++++ Supplied material ++++

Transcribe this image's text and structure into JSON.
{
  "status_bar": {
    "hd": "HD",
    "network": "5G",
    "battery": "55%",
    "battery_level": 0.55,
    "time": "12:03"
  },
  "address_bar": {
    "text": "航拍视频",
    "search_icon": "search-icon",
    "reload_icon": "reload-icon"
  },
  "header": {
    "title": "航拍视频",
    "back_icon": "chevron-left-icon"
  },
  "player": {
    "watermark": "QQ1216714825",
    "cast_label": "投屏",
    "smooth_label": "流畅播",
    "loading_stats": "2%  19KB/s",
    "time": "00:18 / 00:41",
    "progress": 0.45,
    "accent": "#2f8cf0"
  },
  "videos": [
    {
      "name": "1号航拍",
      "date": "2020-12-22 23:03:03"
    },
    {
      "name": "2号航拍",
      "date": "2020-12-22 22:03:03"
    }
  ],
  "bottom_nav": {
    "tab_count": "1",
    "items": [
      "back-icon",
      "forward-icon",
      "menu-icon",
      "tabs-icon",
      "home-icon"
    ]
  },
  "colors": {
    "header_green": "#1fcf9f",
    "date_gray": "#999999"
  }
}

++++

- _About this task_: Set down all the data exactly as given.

- _Problem solution_:
Transcribe this image's text and structure into JSON.
{
  "status_bar": {
    "hd": "HD",
    "network": "5G",
    "battery": "55%",
    "battery_level": 0.55,
    "time": "12:03"
  },
  "address_bar": {
    "text": "航拍视频",
    "search_icon": "search-icon",
    "reload_icon": "reload-icon"
  },
  "header": {
    "title": "航拍视频",
    "back_icon": "chevron-left-icon"
  },
  "player": {
    "watermark": "QQ1216714825",
    "cast_label": "投屏",
    "smooth_label": "流畅播",
    "loading_stats": "2%  19KB/s",
    "time": "00:18 / 00:41",
    "progress": 0.45,
    "accent": "#2f8cf0"
  },
  "videos": [
    {
      "name": "1号航拍",
      "date": "2020-12-22 23:03:03"
    },
    {
      "name": "2号航拍",
      "date": "2020-12-22 22:03:03"
    }
  ],
  "bottom_nav": {
    "tab_count": "1",
    "items": [
      "back-icon",
      "forward-icon",
      "menu-icon",
      "tabs-icon",
      "home-icon"
    ]
  },
  "colors": {
    "header_green": "#1fcf9f",
    "date_gray": "#999999"
  }
}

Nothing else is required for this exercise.